Ms. Kingo: The 2030 Agenda for Sustainable Development is truly transformational and unifying, as it provides us with a blueprint and an action plan for a better world. No single sector will be able to deliver on the SDGs alone, and the private sector shares many of the same interests and goals as governments in terms of creating more resilient and prosperous societies and markets, since business also needs stable societies in order to thrive.
How does your organisation come in?
At the UN Global Compact we want to create a global movement for sustainable companies and stakeholders. Our starting point is to ensure that all our 9,000 business signatories adopt and integrate our ten principles—in the areas of human rights, labour, environment, and anticorruption—into their strategies and operations. And through our ‘Making Global Goals Local Business’ campaign we are pushing to activate business to deliver accelerated impact on the SDGs through areas such as breakthrough innovation, new business models and partnerships.
The UN Private Sector Forum 2017 in September will focus on the role of the private sector in implementing SDGs. What do you think is the role of the private sector in attaining the SDGs?
The private sector has the power of innovation and ability to create many of the solutions needed to address the challenges the world is facing today. However, with less than 5,000 days left to meet the SDGs, we need to mobilize businesses to scale up their impacts significantly. We need many more companies to accelerate their investments and business activities to deliver on the global goals.
This year’s UN Private Sector Forum will address a key driver for sustainable development—financing for the SDGs. New financial instruments and products that combine development aid with public and private investments can eliminate some of the risks associated with private investments with a long-term return.
African governments are aggressively pursuing partnerships with the private sector for collaborations in various projects, the so-called public-private partnerships (PPPs). What does the continent stand to gain from these partnerships and what are the possible challenges or risks that governments should be cautious about?
Public-private partnerships have the capacity to promote and spur innovation and leverage new technologies that can then be scaled up or replicated for wider impact. For instance, the mobile telecommunications industry in Africa has shown some great examples not only of innovation for development through mobile cash transfers and the use of mobile technology to advance health and education, but also of partnerships with governments to widen the scale of these efforts and then replicating these models in other African countries.
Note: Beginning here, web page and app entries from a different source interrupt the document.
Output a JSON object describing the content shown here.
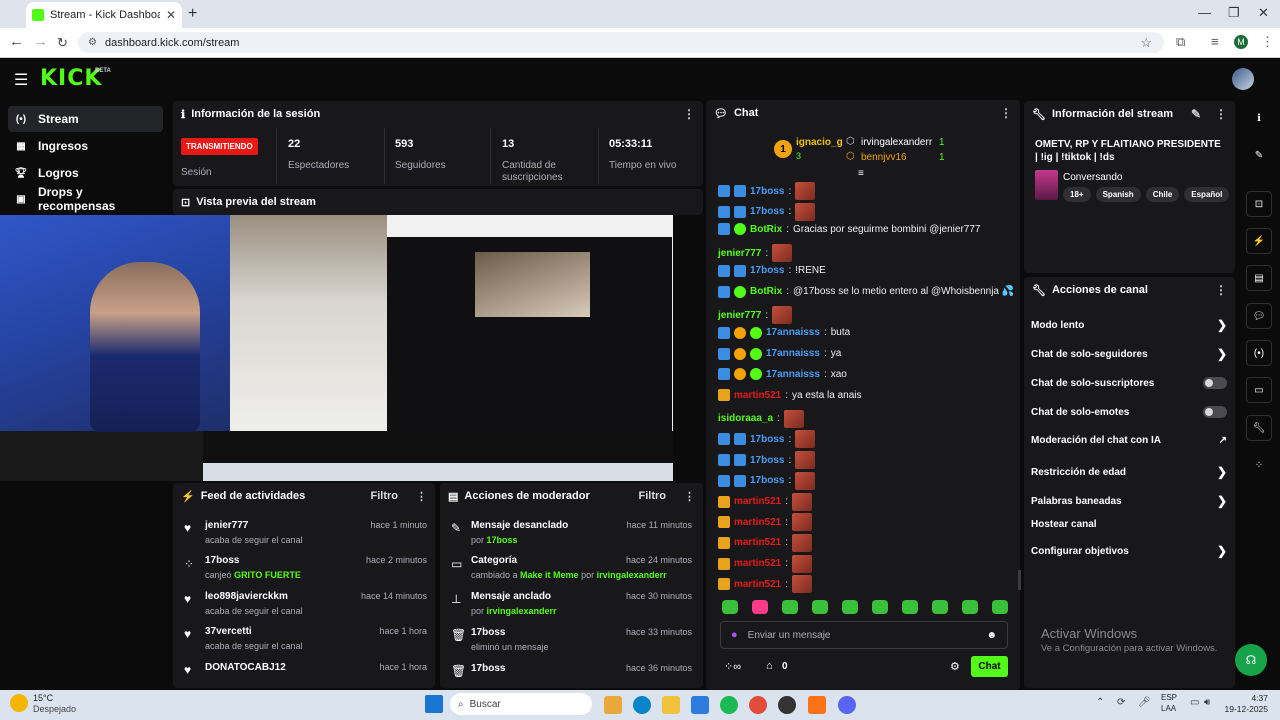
{
  "browser": {
    "tab_title": "Stream - Kick Dashboard",
    "url": "dashboard.kick.com/stream",
    "profile_initial": "M"
  },
  "header": {
    "logo": "KICK",
    "beta": "BETA"
  },
  "sidebar": {
    "items": [
      {
        "label": "Stream",
        "icon": "stream-icon"
      },
      {
        "label": "Ingresos",
        "icon": "income-icon"
      },
      {
        "label": "Logros",
        "icon": "trophy-icon"
      },
      {
        "label": "Drops y recompensas",
        "icon": "gift-icon"
      }
    ]
  },
  "session": {
    "title": "Información de la sesión",
    "live_badge": "TRANSMITIENDO",
    "live_label": "Sesión",
    "stats": [
      {
        "value": "22",
        "label": "Espectadores"
      },
      {
        "value": "593",
        "label": "Seguidores"
      },
      {
        "value": "13",
        "label": "Cantidad de suscripciones"
      },
      {
        "value": "05:33:11",
        "label": "Tiempo en vivo"
      }
    ]
  },
  "preview": {
    "title": "Vista previa del stream"
  },
  "feed": {
    "title": "Feed de actividades",
    "filter": "Filtro",
    "items": [
      {
        "name": "jenier777",
        "sub": "acaba de seguir el canal",
        "time": "hace 1 minuto",
        "icon": "heart-icon"
      },
      {
        "name": "17boss",
        "sub": "canjeó ",
        "highlight": "GRITO FUERTE",
        "time": "hace 2 minutos",
        "icon": "points-icon"
      },
      {
        "name": "leo898javierckkm",
        "sub": "acaba de seguir el canal",
        "time": "hace 14 minutos",
        "icon": "heart-icon"
      },
      {
        "name": "37vercetti",
        "sub": "acaba de seguir el canal",
        "time": "hace 1 hora",
        "icon": "heart-icon"
      },
      {
        "name": "DONATOCABJ12",
        "sub": "",
        "time": "hace 1 hora",
        "icon": "heart-icon"
      }
    ]
  },
  "modactions": {
    "title": "Acciones de moderador",
    "filter": "Filtro",
    "items": [
      {
        "name": "Mensaje desanclado",
        "pre": "por ",
        "green": "17boss",
        "mid": "",
        "green2": "",
        "time": "hace 11 minutos",
        "icon": "unpin-icon"
      },
      {
        "name": "Categoría",
        "pre": "cambiado a ",
        "green": "Make it Meme",
        "mid": " por ",
        "green2": "irvingalexanderr",
        "time": "hace 24 minutos",
        "icon": "category-icon"
      },
      {
        "name": "Mensaje anclado",
        "pre": "por ",
        "green": "irvingalexanderr",
        "mid": "",
        "green2": "",
        "time": "hace 30 minutos",
        "icon": "pin-icon"
      },
      {
        "name": "17boss",
        "pre": "eliminó un mensaje",
        "green": "",
        "mid": "",
        "green2": "",
        "time": "hace 33 minutos",
        "icon": "trash-icon"
      },
      {
        "name": "17boss",
        "pre": "",
        "green": "",
        "mid": "",
        "green2": "",
        "time": "hace 36 minutos",
        "icon": "trash-icon"
      }
    ]
  },
  "chat": {
    "title": "Chat",
    "top_gifters": [
      {
        "rank": "1",
        "name": "ignacio_g",
        "count": "3"
      },
      {
        "name": "irvingalexanderr",
        "count": "1"
      },
      {
        "name": "bennjvv16",
        "count": "1"
      }
    ],
    "messages": [
      {
        "user": "17boss",
        "color": "blue",
        "badges": [
          "blue",
          "blue"
        ],
        "text": "",
        "emote": true
      },
      {
        "user": "17boss",
        "color": "blue",
        "badges": [
          "blue",
          "blue"
        ],
        "text": "",
        "emote": true
      },
      {
        "user": "BotRix",
        "color": "green",
        "badges": [
          "blue",
          "green"
        ],
        "text": "Gracias por seguirme bombini @jenier777",
        "emote": false
      },
      {
        "user": "jenier777",
        "color": "green",
        "badges": [],
        "text": "",
        "emote": true
      },
      {
        "user": "17boss",
        "color": "blue",
        "badges": [
          "blue",
          "blue"
        ],
        "text": "!RENE",
        "emote": false
      },
      {
        "user": "BotRix",
        "color": "green",
        "badges": [
          "blue",
          "green"
        ],
        "text": "@17boss se lo metio entero al @Whoisbennja 💦",
        "emote": false
      },
      {
        "user": "jenier777",
        "color": "green",
        "badges": [],
        "text": "",
        "emote": true
      },
      {
        "user": "17annaisss",
        "color": "blue",
        "badges": [
          "blue",
          "orange",
          "green"
        ],
        "text": "buta",
        "emote": false
      },
      {
        "user": "17annaisss",
        "color": "blue",
        "badges": [
          "blue",
          "orange",
          "green"
        ],
        "text": "ya",
        "emote": false
      },
      {
        "user": "17annaisss",
        "color": "blue",
        "badges": [
          "blue",
          "orange",
          "green"
        ],
        "text": "xao",
        "emote": false
      },
      {
        "user": "martin521",
        "color": "red",
        "badges": [
          "crown"
        ],
        "text": "ya esta la anais",
        "emote": false
      },
      {
        "user": "isidoraaa_a",
        "color": "green",
        "badges": [],
        "text": "",
        "emote": true
      },
      {
        "user": "17boss",
        "color": "blue",
        "badges": [
          "blue",
          "blue"
        ],
        "text": "",
        "emote": true
      },
      {
        "user": "17boss",
        "color": "blue",
        "badges": [
          "blue",
          "blue"
        ],
        "text": "",
        "emote": true
      },
      {
        "user": "17boss",
        "color": "blue",
        "badges": [
          "blue",
          "blue"
        ],
        "text": "",
        "emote": true
      },
      {
        "user": "martin521",
        "color": "red",
        "badges": [
          "crown"
        ],
        "text": "",
        "emote": true
      },
      {
        "user": "martin521",
        "color": "red",
        "badges": [
          "crown"
        ],
        "text": "",
        "emote": true
      },
      {
        "user": "martin521",
        "color": "red",
        "badges": [
          "crown"
        ],
        "text": "",
        "emote": true
      },
      {
        "user": "martin521",
        "color": "red",
        "badges": [
          "crown"
        ],
        "text": "",
        "emote": true
      },
      {
        "user": "martin521",
        "color": "red",
        "badges": [
          "crown"
        ],
        "text": "",
        "emote": true
      }
    ],
    "input_placeholder": "Enviar un mensaje",
    "points": "0",
    "send_label": "Chat"
  },
  "stream_info": {
    "title": "Información del stream",
    "stream_title": "OMETV, RP Y FLAITIANO PRESIDENTE | !ig | !tiktok | !ds",
    "category": "Conversando",
    "tags": [
      "18+",
      "Spanish",
      "Chile",
      "Español"
    ]
  },
  "channel_actions": {
    "title": "Acciones de canal",
    "items": [
      {
        "label": "Modo lento",
        "kind": "arrow"
      },
      {
        "label": "Chat de solo-seguidores",
        "kind": "arrow"
      },
      {
        "label": "Chat de solo-suscriptores",
        "kind": "toggle"
      },
      {
        "label": "Chat de solo-emotes",
        "kind": "toggle"
      },
      {
        "label": "Moderación del chat con IA",
        "kind": "external"
      },
      {
        "label": "Restricción de edad",
        "kind": "arrow"
      },
      {
        "label": "Palabras baneadas",
        "kind": "arrow"
      },
      {
        "label": "Hostear canal",
        "kind": "none"
      },
      {
        "label": "Configurar objetivos",
        "kind": "arrow"
      }
    ]
  },
  "watermark": {
    "line1": "Activar Windows",
    "line2": "Ve a Configuración para activar Windows."
  },
  "taskbar": {
    "temp": "15°C",
    "weather": "Despejado",
    "search": "Buscar",
    "lang1": "ESP",
    "lang2": "LAA",
    "time": "4:37",
    "date": "19-12-2025"
  },
  "colors": {
    "accent": "#53fc18",
    "panel": "#18181b",
    "live": "#e91916"
  }
}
By 2030, about 60% of people in Africa will be living in cities, with numbers as high as 80% in some countries. This rapid urbanization is an excellent opportunity for public-private partnerships to direct investment towards creating more sustainable cities, new employment opportunities through innovation, entrepreneurship, and improved health and sanitation systems.
Do you have an example?
For example, over the past decade, public-private partnerships have led to new transportation infrastructure in Ethiopia, Tanzania and Nigeria, linking millions of people in cities and providing cleaner and more energy-efficient means of transport. However, without targeted incentives and objectives for connectivity outside of urban centres, those in rural regions—particularly women, girls and the elderly—can get left behind, thereby increasing economic inequality and social exclusion within countries while further contributing to overpopulation in urban areas.
How can Africa overcome this?
There is a need to leverage local innovation and insights for public-private partnerships. Many of the partnerships we are seeing in Africa now involve large national or multinational firms undertaking costly large-scale projects. However, there is an untapped innovation marketplace in Africa with sustainable local-level solutions already addressing many of the social and infrastructural needs that require the right partner to scale up.
Going forward, what will be the main focus of the UN Global Compact in Africa?
We launched our Africa Strategy in 2014 that emphasized the role of the private sector in meeting Africa’s infrastructure needs and creating an enabling environment for private-sector development, awareness-raising of responsible business practices and consensus building through key governmental and institutional partnerships.
This Africa Strategy was a first step. We acknowledge that we need to do more on the continent, particularly in terms of building the capacity of our local networks there and their ability to meet the ambitious goals set forth in the 2030 Agenda and the African Union’s Agenda 2063.
What are you working on in Africa currently?
We are building strong institutionalized Global Compact local networks in Africa to fully support local businesses and subsidiaries of multinational corporations that contribute to the 2030 Agenda.
In September we will be launching a local network in the Democratic Republic of Congo, which will be our 11th network in Africa. The others are in Egypt, Kenya, Malawi, Morocco, Nigeria, South Africa, Sudan, Tanzania, Tunisia and Uganda. As we grow our presence in the region, there is new untapped potential in our ability to identify cross-border linkages among networks and companies within Africa.